80% of Madagascans live in extreme poverty. As there is no universal health insurance, Doctors for Madagascar covers the medical costs for patients who otherwise could not afford medical care.
Doctors for Madagascar organises regular aid missions with volunteer doctors and medical staff from Europe. These volunteers treat patients directly and also provide training for local staff.
Southern Madagascar urgently needs qualified medical personnel. Our project “Skills to Save Lives” provides medical training for doctors, nurses and technical staff in one of the poorest areas of the country.
Pregnant women with severe labour complications often only reach a clinic after traveling for hours on an oxcart – with serious consequences for them and their child. Most have no access to pre-natal care. Doctors for Madagascar is working to improve care for pregnant women and newborns.
In Madagascar, patients are generally fed and cared for by their families. So that food shortages don’t get in the way of treatment, Doctors for Madagascar covers the subsistence costs of all in-patients in our partner hospitals.
Many hospital buildings and health centres in Madagascar are in a desperate state, with no money for even the simplest repairs. Doctors for Madagascar supports hospitals and health centres to build and renovate essential facilities.

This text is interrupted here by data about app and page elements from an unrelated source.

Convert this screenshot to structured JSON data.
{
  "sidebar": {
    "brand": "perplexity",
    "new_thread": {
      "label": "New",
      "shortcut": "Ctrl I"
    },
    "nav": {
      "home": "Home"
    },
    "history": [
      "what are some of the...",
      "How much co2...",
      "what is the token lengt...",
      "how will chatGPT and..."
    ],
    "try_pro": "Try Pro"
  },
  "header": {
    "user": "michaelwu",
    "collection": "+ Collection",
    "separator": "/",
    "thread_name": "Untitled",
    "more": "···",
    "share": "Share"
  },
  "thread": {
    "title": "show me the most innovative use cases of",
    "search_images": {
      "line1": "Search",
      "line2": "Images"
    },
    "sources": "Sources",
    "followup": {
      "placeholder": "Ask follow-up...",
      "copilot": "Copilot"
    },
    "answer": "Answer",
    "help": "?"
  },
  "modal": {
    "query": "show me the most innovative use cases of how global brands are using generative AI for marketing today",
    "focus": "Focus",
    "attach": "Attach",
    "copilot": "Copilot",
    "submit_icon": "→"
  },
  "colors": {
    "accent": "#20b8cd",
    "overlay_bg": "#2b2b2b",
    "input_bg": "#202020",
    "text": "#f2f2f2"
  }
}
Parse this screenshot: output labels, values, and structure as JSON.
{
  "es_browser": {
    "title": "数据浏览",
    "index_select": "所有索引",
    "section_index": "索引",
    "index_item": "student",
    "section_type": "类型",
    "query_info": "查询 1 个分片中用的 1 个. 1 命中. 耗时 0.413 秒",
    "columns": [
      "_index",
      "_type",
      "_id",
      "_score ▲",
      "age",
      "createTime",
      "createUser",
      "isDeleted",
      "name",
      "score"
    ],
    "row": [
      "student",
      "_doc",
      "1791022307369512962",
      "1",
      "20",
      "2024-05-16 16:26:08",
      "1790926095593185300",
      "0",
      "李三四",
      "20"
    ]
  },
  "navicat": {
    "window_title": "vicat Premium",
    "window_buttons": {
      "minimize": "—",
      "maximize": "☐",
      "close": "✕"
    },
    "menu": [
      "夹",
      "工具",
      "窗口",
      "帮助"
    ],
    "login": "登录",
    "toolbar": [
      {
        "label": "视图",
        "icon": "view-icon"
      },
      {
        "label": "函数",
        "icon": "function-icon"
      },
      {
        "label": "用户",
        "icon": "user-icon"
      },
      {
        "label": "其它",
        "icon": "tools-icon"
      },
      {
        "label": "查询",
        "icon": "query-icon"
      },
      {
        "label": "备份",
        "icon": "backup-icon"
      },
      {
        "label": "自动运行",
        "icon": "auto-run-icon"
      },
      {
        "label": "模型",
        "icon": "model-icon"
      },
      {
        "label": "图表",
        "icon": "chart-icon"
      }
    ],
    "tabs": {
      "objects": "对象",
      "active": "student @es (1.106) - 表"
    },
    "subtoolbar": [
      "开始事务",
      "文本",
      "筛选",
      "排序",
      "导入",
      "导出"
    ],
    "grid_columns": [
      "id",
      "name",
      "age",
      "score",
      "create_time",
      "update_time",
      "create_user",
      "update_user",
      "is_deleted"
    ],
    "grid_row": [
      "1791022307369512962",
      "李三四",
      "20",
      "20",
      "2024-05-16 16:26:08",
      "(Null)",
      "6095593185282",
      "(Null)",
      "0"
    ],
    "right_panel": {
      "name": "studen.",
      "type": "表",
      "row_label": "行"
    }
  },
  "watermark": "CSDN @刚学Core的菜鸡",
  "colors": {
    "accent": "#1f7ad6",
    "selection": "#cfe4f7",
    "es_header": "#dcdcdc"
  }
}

Kept in good condition, hospital equipment saves lives. But extreme climates, inconsistent electricity and inadequate maintenance in Africa wear out medical equipment much faster than in the UK. We provide not only medical equipment, but also training on maintenance and care.